As Donna Fluss, president of the contact centre market research firm DMG Consulting LLCtold Vox, "'The Covid-19 crisis presents a set of challenges that almost no company was prepared for. When there's a natural disaster, companies typically shift their operations to an overseas outsourcer or a site in another region of the US.'" That, of course, isn't an option during a global pandemic. And even as restrictions lighten and some workers return to offices, customer call centres must accommodate the need for potentially extensive and expensive workplace reconfigurations.
All this is in the face of sinking sales and budget belt-tightening for many of the companies being inundated with calls. The pressure on call centres has never been higher — and it's showing the structural and strategic flaws that have always existed in their functionality as a front of customer service.
The death of the call centre means the rise of on-site search.
So let's talk about modern solutions to the shortcomings of the traditional customer service call centre. It makes sense that many companies (and not just scrappy young startups) are rethinking the efficacy and sustainability of the call centre at this moment. Not only are call centres overwhelmed, but countless businesses are facing a revenue downturn as a result of the pandemic — and the average cost of a support call holds steady at nearly $5.
According to CNBC, "More companies are adopting digital communication software as the coronavirus pandemic puts more pressure on call centre operations around the world." That view comes courtesy of Rob Locascio, CEO of LivePerson, an AI software company specialising in conversational commerce, whotold Mad Money host Jim Cramer that COVID-19 will lead to "the death of the call centre," an outcome his company anticipates within a decade.
Whether or not that prediction comes true remains to be seen, but there's no denying that elevating the availability and quality of online self-service fills a badly needed customer service hole. As anMIT Technology Review headline noted, "The pandemic is emptying call centres. AI chatbots are swooping in." People have more questions than ever before, and they're already looking for answers on businesses' websites. Businesses need to be ready to respond.
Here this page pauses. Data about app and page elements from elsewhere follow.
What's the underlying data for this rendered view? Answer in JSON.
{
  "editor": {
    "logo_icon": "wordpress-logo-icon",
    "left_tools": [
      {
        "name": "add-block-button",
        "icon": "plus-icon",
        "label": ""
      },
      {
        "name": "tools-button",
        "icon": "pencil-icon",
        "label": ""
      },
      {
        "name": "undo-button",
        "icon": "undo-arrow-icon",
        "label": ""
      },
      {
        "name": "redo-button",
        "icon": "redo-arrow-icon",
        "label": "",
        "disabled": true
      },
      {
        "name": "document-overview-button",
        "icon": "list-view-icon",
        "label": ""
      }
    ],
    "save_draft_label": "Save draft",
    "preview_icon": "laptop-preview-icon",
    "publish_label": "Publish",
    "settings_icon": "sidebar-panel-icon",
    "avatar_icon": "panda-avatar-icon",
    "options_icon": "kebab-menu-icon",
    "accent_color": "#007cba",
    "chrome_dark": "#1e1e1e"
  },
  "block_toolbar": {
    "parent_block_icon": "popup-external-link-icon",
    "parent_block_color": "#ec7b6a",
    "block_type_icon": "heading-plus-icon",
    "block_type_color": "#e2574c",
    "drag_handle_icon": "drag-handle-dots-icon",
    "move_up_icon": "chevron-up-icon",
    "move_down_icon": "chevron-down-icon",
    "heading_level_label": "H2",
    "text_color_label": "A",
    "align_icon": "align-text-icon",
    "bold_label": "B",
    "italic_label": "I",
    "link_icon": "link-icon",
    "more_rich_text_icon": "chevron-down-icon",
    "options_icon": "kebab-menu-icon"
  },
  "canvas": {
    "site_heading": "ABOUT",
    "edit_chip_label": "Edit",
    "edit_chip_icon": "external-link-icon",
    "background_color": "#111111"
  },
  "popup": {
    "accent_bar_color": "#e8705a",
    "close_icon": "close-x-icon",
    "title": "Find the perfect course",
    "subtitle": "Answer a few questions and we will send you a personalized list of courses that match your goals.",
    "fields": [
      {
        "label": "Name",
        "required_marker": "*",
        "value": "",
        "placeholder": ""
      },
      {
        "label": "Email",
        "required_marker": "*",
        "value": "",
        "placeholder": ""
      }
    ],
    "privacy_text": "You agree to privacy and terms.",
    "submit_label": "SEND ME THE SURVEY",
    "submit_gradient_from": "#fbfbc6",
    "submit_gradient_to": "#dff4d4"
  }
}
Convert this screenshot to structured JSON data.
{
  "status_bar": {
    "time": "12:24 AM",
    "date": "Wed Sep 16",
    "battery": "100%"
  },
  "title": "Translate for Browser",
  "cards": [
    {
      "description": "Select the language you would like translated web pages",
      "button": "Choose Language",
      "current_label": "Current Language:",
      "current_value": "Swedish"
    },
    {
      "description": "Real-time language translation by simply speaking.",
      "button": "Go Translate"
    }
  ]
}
Since February, website visits from consumers seeking information about businesses have increased by an average of 65%, and by as much as 376% in some industries,according to the Zendesk report. In some cases, the volume of traffic to self-service sources like help centres and site FAQs actually outpaced growth in customer support requests during this period. Our research shows more of the same: Yext Answers customers saw an 88% growth in questions/searches from February 2020 to April 2020, reflecting the surge in online questions being asked by consumers across search engines as well as brand websites.
Not being able to deliver official answers to these questions easily and accurately can be a deal-breaker: 68% of people say they would not return to a site that provided a poor search experience. What's more, 62% of consumers will switch to a different brand or decide not to purchase from the brand after a bad customer experience. When revenue is uncertain and budgets come under the axe, the smartest thing you can do for your brand is to offer an exceptional customer experience via an agile, responsive, scalable and low-lift solution.
All of this means that as the recession continues, some expensive services like call centres will fall by the wayside. They may not disappear entirely — at least, not as long as the human desire to speak to a live personstill exists — but the customer service future will be about serving customers through online offerings that deliver immediate answers andlower support costs.
That makes now the perfect time for your brand to invest in cost-saving search tools that help customers find the answers they need online — no dialling in to a call centre required.